Eddie Jones is not one to lay all his cards on the table too early and the abrasive Australian loves people guessing until the very last minute on his selections for tournaments. This Rugby World Cup is no different and after his latest squad announcement, his shuffling of the cards because more vigorous.
Mike Brown has seemingly been thrown a World Cup lifeline in being added to the squad along with hooker Tom Dunn, back row Alex Dombrandt, Fly-Half Marcus Smith and winger Olly Thorley.
Danny Cipriani, Anthony Watson and Sam Underhill have been given a break from the squad to go and undertake specialist strength and conditioning training elsewhere.
Nothing can really be read into these additions though, as when you take them on face value you can see that they are like for like replacements for Cipriani, Watson and Underhill whilst they are away, meaning that training can keep its fluency and consistency.
Tom Dunn is a wise addition though because there are only two hookers in the squad currently and to share that training workload is advisable for such a physical position.
The one thing that it does highlight though, is the strength in depth that is at Jones’ disposal for this World Cup campaign.
Touch wood, everyone is fit that he wants to be fit and when it comes to rotating his players during the tournament he will be safe in the knowledge that any one of them can come in and add value to the shirt that the previous incumbent has relinquished.
The second row has four top class operators to pick from. Maro Itoje will be one of the first names on the team sheet for the games against Argentina and France but the competition to partner him is a headache that any international coach would dream of. Joe Launchbury, Courtney Lawes and George Kruis will be used frequently throughout the tournament on rotation at first but one will eventually nail down that second spot next to Itoje.
Launchbury has been the man that has often had to make way for the other two, but the pressure that he consistently puts on the men in front of him in the queue will only make those players perform to a higher level.

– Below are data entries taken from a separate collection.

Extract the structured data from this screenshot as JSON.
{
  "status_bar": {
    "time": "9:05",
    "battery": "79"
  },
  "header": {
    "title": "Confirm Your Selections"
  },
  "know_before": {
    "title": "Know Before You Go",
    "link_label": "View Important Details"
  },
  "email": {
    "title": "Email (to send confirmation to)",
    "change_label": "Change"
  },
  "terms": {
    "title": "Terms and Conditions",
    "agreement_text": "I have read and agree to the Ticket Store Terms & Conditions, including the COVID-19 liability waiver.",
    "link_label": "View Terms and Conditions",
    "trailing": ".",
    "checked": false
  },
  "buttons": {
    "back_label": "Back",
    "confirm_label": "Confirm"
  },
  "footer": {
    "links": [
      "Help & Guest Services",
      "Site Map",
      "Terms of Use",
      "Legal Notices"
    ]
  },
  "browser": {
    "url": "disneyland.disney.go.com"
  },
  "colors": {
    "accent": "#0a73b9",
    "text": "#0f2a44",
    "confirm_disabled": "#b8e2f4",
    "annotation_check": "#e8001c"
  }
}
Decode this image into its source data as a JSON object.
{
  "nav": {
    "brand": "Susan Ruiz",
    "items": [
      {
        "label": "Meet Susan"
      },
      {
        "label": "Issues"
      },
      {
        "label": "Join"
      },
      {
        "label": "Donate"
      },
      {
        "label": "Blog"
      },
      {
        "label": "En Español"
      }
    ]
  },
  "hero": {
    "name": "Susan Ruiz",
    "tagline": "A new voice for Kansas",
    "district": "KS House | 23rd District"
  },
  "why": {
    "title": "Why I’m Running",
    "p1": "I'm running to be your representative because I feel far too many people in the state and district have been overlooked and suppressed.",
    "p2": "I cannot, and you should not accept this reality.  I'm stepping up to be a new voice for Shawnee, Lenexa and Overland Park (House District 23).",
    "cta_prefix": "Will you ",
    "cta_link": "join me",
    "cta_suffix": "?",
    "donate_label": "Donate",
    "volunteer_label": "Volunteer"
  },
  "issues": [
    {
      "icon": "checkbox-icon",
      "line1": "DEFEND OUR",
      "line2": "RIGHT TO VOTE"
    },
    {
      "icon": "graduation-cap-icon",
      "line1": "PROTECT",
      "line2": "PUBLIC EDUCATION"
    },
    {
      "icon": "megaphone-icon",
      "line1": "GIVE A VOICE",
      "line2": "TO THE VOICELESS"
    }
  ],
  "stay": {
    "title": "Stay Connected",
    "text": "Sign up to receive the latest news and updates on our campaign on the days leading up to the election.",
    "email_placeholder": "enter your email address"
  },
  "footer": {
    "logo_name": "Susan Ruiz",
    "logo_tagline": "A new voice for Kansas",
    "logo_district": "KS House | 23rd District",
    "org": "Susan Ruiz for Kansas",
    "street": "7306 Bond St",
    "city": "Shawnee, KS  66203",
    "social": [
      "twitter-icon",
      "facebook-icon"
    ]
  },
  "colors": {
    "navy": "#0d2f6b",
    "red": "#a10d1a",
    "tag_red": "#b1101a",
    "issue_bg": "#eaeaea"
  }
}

There is a similar situation directly behind them in the pack, especially on the openside of the back row.
Tom Curry and Sam Underhill are very different in the way they play but for the squad, it is the perfect mix going into a long tournament. Expect these two to be chosen on who the opposition is rather than who is first or second choice.
Curry is better over the ball than Underhill and considering that is also a strength of Underhill, it shows you how good the Sale man is at the breakdown. Both tackle like professional tree fellers but Underhill is the more destructive in the tackle and with ball in hand.
Billy Vunipola will obviously hold the Number 8 shirt but his workload needs managing with extreme caution because of his recent injury troubles. That makes Mark Wilson and Brad Shields two of the most important players in the squad, especially with Nathan Hughes being left in the international wilderness by Jones.
Both Wilson and Shields are natural blindside flankers but Wilson has filled the spot at the back of the scrum for club and country on numerous occasions and will be asked to fill that Vunipola sized void when rotation is needed. The aforementioned Underhill may also be used to cover off the blindside, as he does for his club, Bath, when Francois Louw starts for them on the openside. Don’t discard the thought that Itoje may be seen in the number 6 shirt at some point either.
The next area for debate is the 10, 12, 13 axes. Owen Farrell is the first-choice fly-half but the back up to him is a headache because a high profile name may need to miss out.
George Ford, although dropping down the rankings slightly in recent years, is still a favourite of Jones and when he comes on whilst Farrell steps out to inside centre in the last 20 minutes, then England create added attacking dimensions with his variation of passing and timing of those passes which tends to open up the game more.
That leaves a certain Mr. Cipriani in limbo. Do you take Cipriani as a wild card who can produce a moment of genius or do you stick with what you know? There needs to be sacrifice wider out if you do take the Gloucester Number 10.
Henry Slade, who can act as a backup fly-half, and Manu Tuilagi are shoe ins for the squad which currently leaves Jonathan Joseph and Ben Te’o with question marks over their heads.
Both centres have been favourites of Jones over the past four years and Joseph was looking close to top form at the tail end of last season. Defensively, the Bath man has been colossal for England in the past and protects that outside channel between him and the winger as well as anyone in World Rugby. His attack can be devastating as well but it is something that he needs to prove he still has in his locker.
Te’o is more route one in his style but Jones likes just that about him. Currently without a club, the former Worcester centre could be the one that goes head to head with Cipriani for a spot.
The depth in the back three is also frightening. Elliot Daly will more than likely move to the wing for Anthony Watson to take the number 15 shirt and Jonny May will start on the other side but, to have Joe Cokanasiga and the industrious Jack Nowell waiting in the wings, England will travel to Japan with no headaches around this area of the pitch.
Daly can also play at outside centre and there are more than a few England fans that want to see him play there. This again doesn’t play into the hands of Cipriani, Joseph and Te’o which I believe means only one of them will make the cut.
Eddie Jones has indicated that there are minimal places still up for grabs in his final squad and when you analyse that squad, you can see why.
95% of it picks itself and the other 5% seems to be slightly clearer as we approach selection day but as we know, Jones does like to spring the odd surprise last minute and of course, open up debate across the land about that selection.